A comprehensive cellular map of the human thymus across a lifespan is presented in Science this week, marking the latest offering from the Human Cell Atlas initiative. A team led by Wellcome Sanger Institute scientists use single-cell RNA sequencing to create a cell census of the human thymus across the lifespan and to reconstruct T cell differentiation trajectories and T cell receptor recombination kinetics. The analysis reveals "the complexity of cell types constituting the thymus, as well as the breadth of interactions between stromal cells and innate immune cells to coordinate thymic development to support T cell differentiation," the study's authors write. GenomeWeb has more on this, here.

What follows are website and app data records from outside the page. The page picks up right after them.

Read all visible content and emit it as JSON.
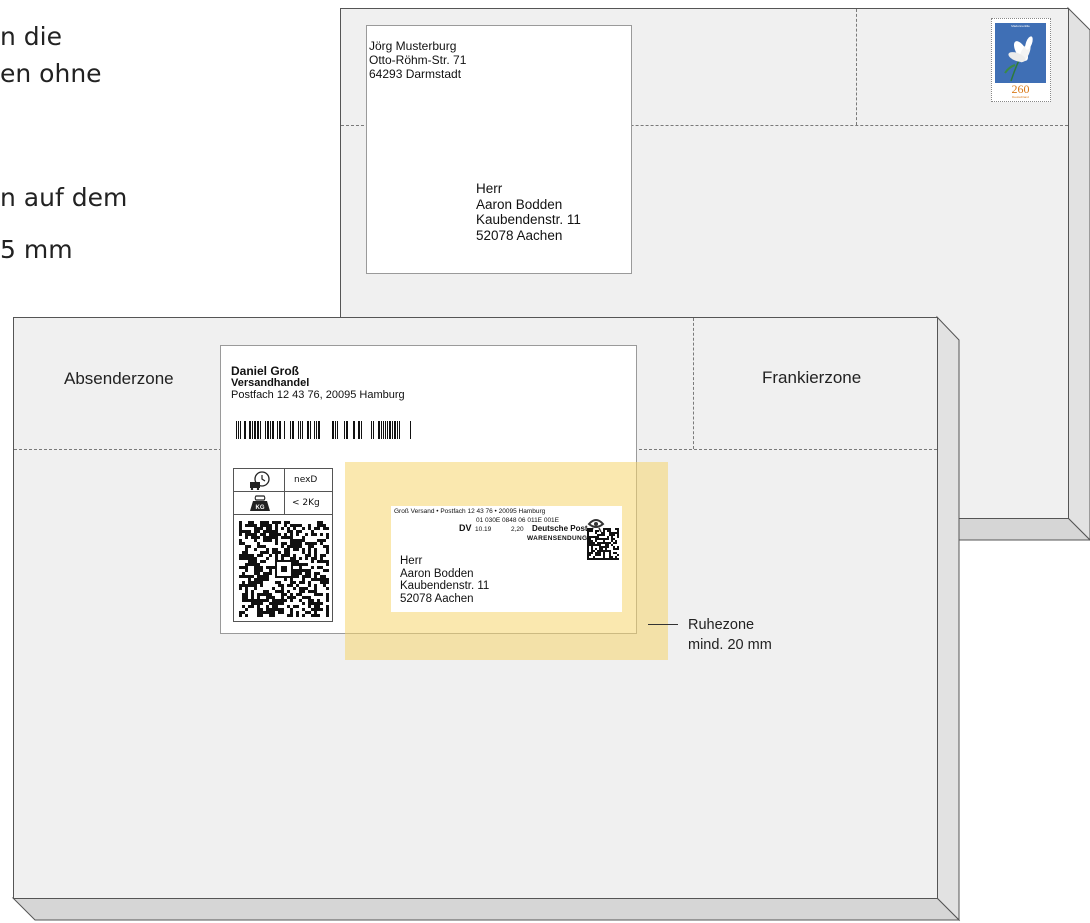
{
  "page_text": {
    "line1": "n die",
    "line2": "en ohne",
    "line3": "n auf dem",
    "line4": "5 mm"
  },
  "back_envelope": {
    "sender": [
      "Jörg Musterburg",
      "Otto-Röhm-Str. 71",
      "64293 Darmstadt"
    ],
    "recipient": [
      "Herr",
      "Aaron Bodden",
      "Kaubendenstr. 11",
      "52078 Aachen"
    ],
    "stamp_value": "260",
    "stamp_country": "Deutschland",
    "stamp_title": "Madonnenlilie"
  },
  "front_envelope": {
    "zones": {
      "sender_zone": "Absenderzone",
      "franking_zone": "Frankierzone",
      "quiet_zone_line1": "Ruhezone",
      "quiet_zone_line2": "mind. 20 mm"
    },
    "sender_label": {
      "name": "Daniel Groß",
      "company": "Versandhandel",
      "address": "Postfach 12 43 76, 20095 Hamburg"
    },
    "service_box": {
      "service": "nexD",
      "weight_icon_text": "KG",
      "weight": "< 2Kg"
    },
    "franking_label": {
      "return_line": "Groß Versand • Postfach 12 43 76 • 20095 Hamburg",
      "code_line": "01 030E 0848 06 011E 001E",
      "dv": "DV",
      "dv_date": "10.19",
      "dv_price": "2,20",
      "carrier": "Deutsche Post",
      "product": "WARENSENDUNG",
      "recipient": [
        "Herr",
        "Aaron Bodden",
        "Kaubendenstr. 11",
        "52078 Aachen"
      ]
    }
  },
  "colors": {
    "envelope": "#f0f0f0",
    "quiet_zone": "#f5dd87",
    "post_logo": "#333333"
  }
}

By applying a novel computation method to ancient genetic data, scientists from the University of Utah find support for the theory that ancestors of two archaic populations, Neanderthals and Denisovans — called Neandersovans — interbred with members of a "superarchaic" population that separated from other humans about 2 million years ago. The scientists considered eight models with genetic combinations that may have resulted from interbreeding between early hominins, analyzing the data with software that uses counts of nucleotide site patterns to estimate the history of population size, subdivision, and gene flow. Their findings, which appear in Science Advances, point to interbreeding between Neandersovans and superarchaics early in the middle Pleistocene, shortly after expanding into Eurasia. "This is the earliest known admixture between hominin populations," the authors write. "Furthermore, the two populations involved were more distantly related than any pair of human populations previously known to interbreed." GenomeWeb also covers this, here.